Task to complete
In your copy, drop the images and return each record exactly as it stands.
Segment Start: Information
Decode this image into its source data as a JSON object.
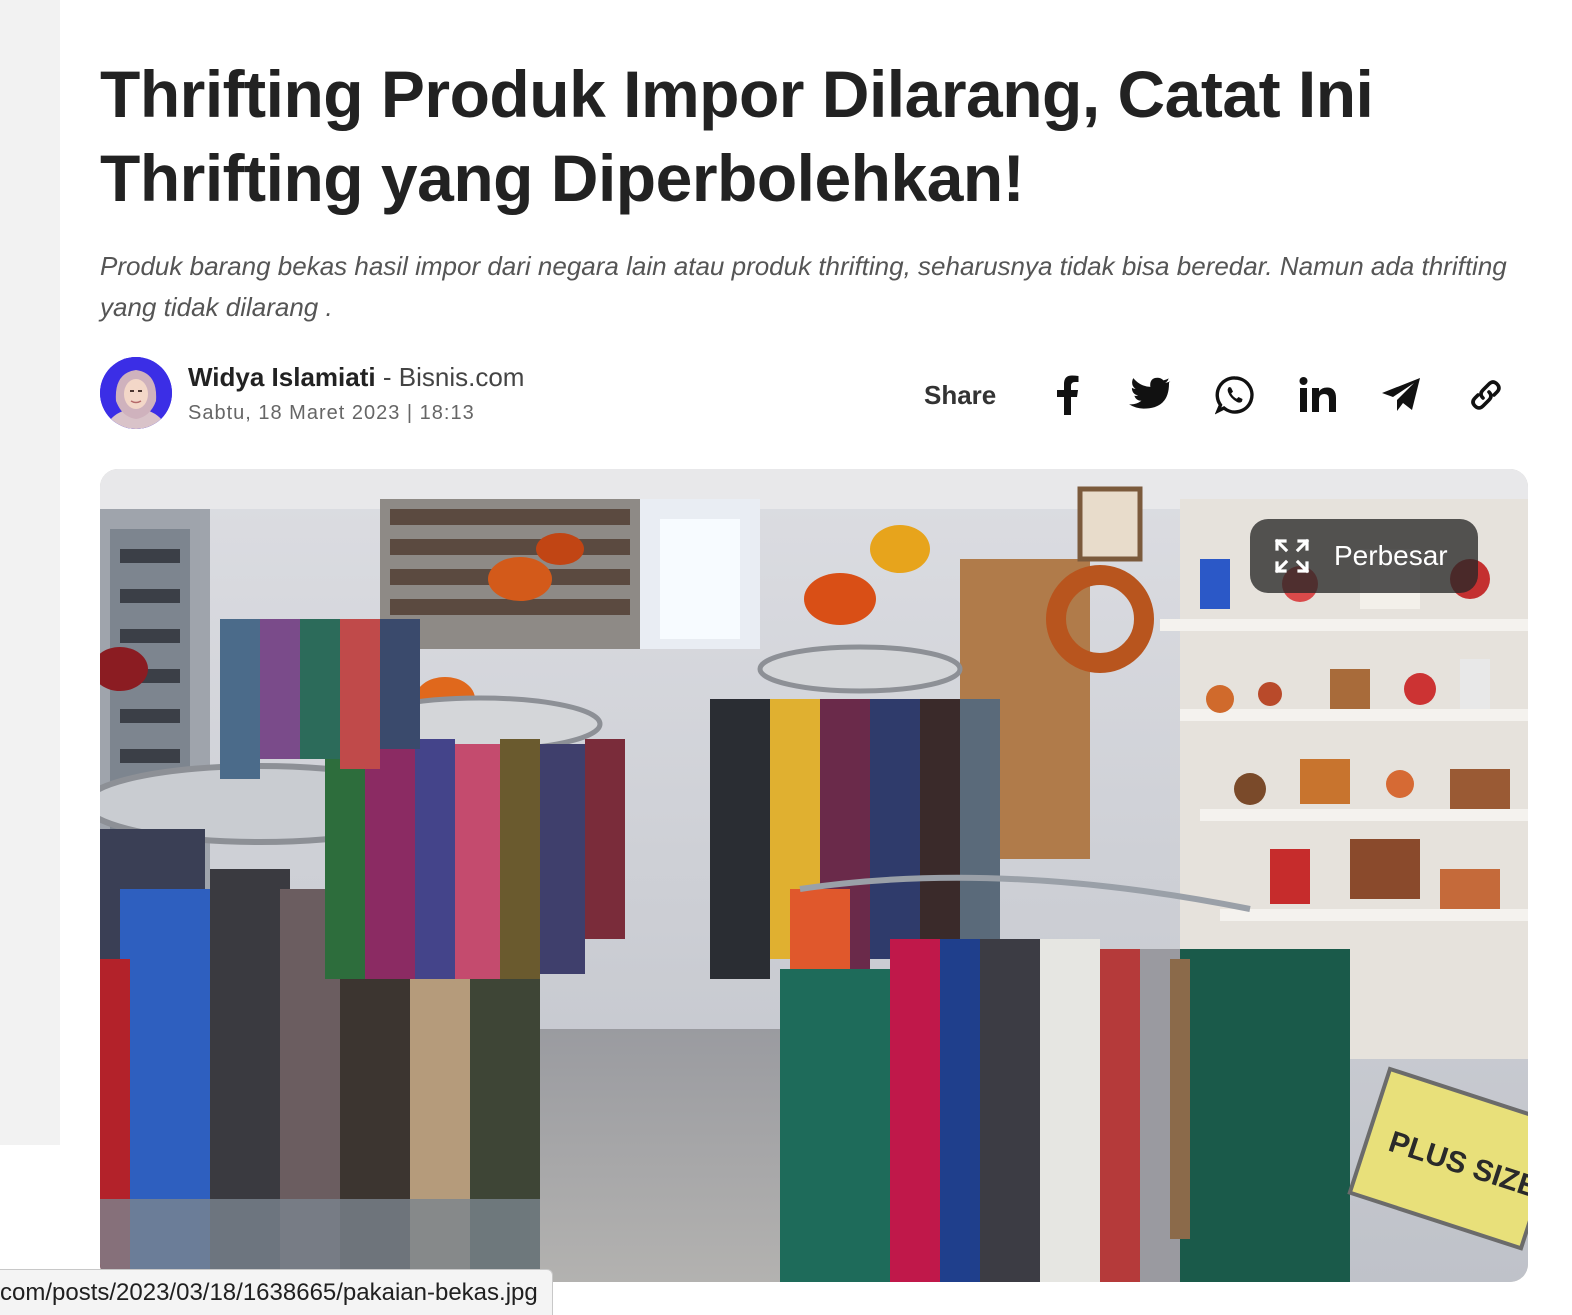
{
  "article": {
    "headline": "Thrifting Produk Impor Dilarang, Catat Ini Thrifting yang Diperbolehkan!",
    "lede": "Produk barang bekas hasil impor dari negara lain atau produk thrifting, seharusnya tidak bisa beredar. Namun ada thrifting yang tidak dilarang ."
  },
  "byline": {
    "author": "Widya Islamiati",
    "separator": "-",
    "source": "Bisnis.com",
    "timestamp": "Sabtu, 18 Maret 2023 | 18:13"
  },
  "share": {
    "label": "Share",
    "icons": [
      "facebook-icon",
      "twitter-icon",
      "whatsapp-icon",
      "linkedin-icon",
      "telegram-icon",
      "link-icon"
    ]
  },
  "hero": {
    "zoom_label": "Perbesar",
    "sign_text": "PLUS SIZE"
  },
  "status_bar": {
    "url": "com/posts/2023/03/18/1638665/pakaian-bekas.jpg"
  },
  "colors": {
    "avatar_bg": "#3b2ee6",
    "text": "#222222",
    "lede": "#555555"
  }
}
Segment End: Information
Response
Decode this image into its source data as a JSON object.
{
  "article": {
    "headline": "Thrifting Produk Impor Dilarang, Catat Ini Thrifting yang Diperbolehkan!",
    "lede": "Produk barang bekas hasil impor dari negara lain atau produk thrifting, seharusnya tidak bisa beredar. Namun ada thrifting yang tidak dilarang ."
  },
  "byline": {
    "author": "Widya Islamiati",
    "separator": "-",
    "source": "Bisnis.com",
    "timestamp": "Sabtu, 18 Maret 2023 | 18:13"
  },
  "share": {
    "label": "Share",
    "icons": [
      "facebook-icon",
      "twitter-icon",
      "whatsapp-icon",
      "linkedin-icon",
      "telegram-icon",
      "link-icon"
    ]
  },
  "hero": {
    "zoom_label": "Perbesar",
    "sign_text": "PLUS SIZE"
  },
  "status_bar": {
    "url": "com/posts/2023/03/18/1638665/pakaian-bekas.jpg"
  },
  "colors": {
    "avatar_bg": "#3b2ee6",
    "text": "#222222",
    "lede": "#555555"
  }
}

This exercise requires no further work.